───── PROVIDED MATERIAL ─────
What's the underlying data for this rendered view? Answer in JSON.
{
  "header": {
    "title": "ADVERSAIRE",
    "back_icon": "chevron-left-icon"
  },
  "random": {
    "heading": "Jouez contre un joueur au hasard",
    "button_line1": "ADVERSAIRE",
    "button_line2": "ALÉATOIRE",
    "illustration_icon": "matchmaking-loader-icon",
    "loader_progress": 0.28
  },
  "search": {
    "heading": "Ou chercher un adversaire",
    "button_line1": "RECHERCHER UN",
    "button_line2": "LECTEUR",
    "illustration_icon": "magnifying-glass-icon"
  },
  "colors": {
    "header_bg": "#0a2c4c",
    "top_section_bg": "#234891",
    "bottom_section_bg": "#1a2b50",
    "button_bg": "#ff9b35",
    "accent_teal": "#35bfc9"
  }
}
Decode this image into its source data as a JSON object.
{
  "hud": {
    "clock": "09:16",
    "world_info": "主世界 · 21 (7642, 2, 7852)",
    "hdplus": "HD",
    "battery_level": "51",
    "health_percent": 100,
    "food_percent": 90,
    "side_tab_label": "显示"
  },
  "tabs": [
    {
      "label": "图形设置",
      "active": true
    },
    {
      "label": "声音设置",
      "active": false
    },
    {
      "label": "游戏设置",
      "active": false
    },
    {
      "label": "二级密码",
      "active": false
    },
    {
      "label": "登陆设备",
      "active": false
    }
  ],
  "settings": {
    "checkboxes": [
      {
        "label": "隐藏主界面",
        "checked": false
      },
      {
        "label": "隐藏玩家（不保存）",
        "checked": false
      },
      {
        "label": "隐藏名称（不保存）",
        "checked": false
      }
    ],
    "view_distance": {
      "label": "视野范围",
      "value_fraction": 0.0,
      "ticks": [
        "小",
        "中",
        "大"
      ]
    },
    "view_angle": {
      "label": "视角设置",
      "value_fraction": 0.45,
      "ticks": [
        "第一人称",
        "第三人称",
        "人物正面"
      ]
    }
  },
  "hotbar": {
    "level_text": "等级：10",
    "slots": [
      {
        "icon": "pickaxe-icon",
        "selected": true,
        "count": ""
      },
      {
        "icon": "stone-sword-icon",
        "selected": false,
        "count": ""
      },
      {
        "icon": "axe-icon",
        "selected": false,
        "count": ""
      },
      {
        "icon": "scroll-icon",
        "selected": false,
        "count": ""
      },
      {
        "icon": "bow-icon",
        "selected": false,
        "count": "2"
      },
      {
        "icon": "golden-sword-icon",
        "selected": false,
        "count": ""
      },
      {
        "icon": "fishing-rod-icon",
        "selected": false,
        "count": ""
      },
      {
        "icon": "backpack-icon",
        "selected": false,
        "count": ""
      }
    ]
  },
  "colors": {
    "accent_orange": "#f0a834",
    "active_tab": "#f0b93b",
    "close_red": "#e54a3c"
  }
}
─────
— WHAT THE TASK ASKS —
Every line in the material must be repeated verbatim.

— THE COMPLETED TASK —
What's the underlying data for this rendered view? Answer in JSON.
{
  "header": {
    "title": "ADVERSAIRE",
    "back_icon": "chevron-left-icon"
  },
  "random": {
    "heading": "Jouez contre un joueur au hasard",
    "button_line1": "ADVERSAIRE",
    "button_line2": "ALÉATOIRE",
    "illustration_icon": "matchmaking-loader-icon",
    "loader_progress": 0.28
  },
  "search": {
    "heading": "Ou chercher un adversaire",
    "button_line1": "RECHERCHER UN",
    "button_line2": "LECTEUR",
    "illustration_icon": "magnifying-glass-icon"
  },
  "colors": {
    "header_bg": "#0a2c4c",
    "top_section_bg": "#234891",
    "bottom_section_bg": "#1a2b50",
    "button_bg": "#ff9b35",
    "accent_teal": "#35bfc9"
  }
}
Decode this image into its source data as a JSON object.
{
  "hud": {
    "clock": "09:16",
    "world_info": "主世界 · 21 (7642, 2, 7852)",
    "hdplus": "HD",
    "battery_level": "51",
    "health_percent": 100,
    "food_percent": 90,
    "side_tab_label": "显示"
  },
  "tabs": [
    {
      "label": "图形设置",
      "active": true
    },
    {
      "label": "声音设置",
      "active": false
    },
    {
      "label": "游戏设置",
      "active": false
    },
    {
      "label": "二级密码",
      "active": false
    },
    {
      "label": "登陆设备",
      "active": false
    }
  ],
  "settings": {
    "checkboxes": [
      {
        "label": "隐藏主界面",
        "checked": false
      },
      {
        "label": "隐藏玩家（不保存）",
        "checked": false
      },
      {
        "label": "隐藏名称（不保存）",
        "checked": false
      }
    ],
    "view_distance": {
      "label": "视野范围",
      "value_fraction": 0.0,
      "ticks": [
        "小",
        "中",
        "大"
      ]
    },
    "view_angle": {
      "label": "视角设置",
      "value_fraction": 0.45,
      "ticks": [
        "第一人称",
        "第三人称",
        "人物正面"
      ]
    }
  },
  "hotbar": {
    "level_text": "等级：10",
    "slots": [
      {
        "icon": "pickaxe-icon",
        "selected": true,
        "count": ""
      },
      {
        "icon": "stone-sword-icon",
        "selected": false,
        "count": ""
      },
      {
        "icon": "axe-icon",
        "selected": false,
        "count": ""
      },
      {
        "icon": "scroll-icon",
        "selected": false,
        "count": ""
      },
      {
        "icon": "bow-icon",
        "selected": false,
        "count": "2"
      },
      {
        "icon": "golden-sword-icon",
        "selected": false,
        "count": ""
      },
      {
        "icon": "fishing-rod-icon",
        "selected": false,
        "count": ""
      },
      {
        "icon": "backpack-icon",
        "selected": false,
        "count": ""
      }
    ]
  },
  "colors": {
    "accent_orange": "#f0a834",
    "active_tab": "#f0b93b",
    "close_red": "#e54a3c"
  }
}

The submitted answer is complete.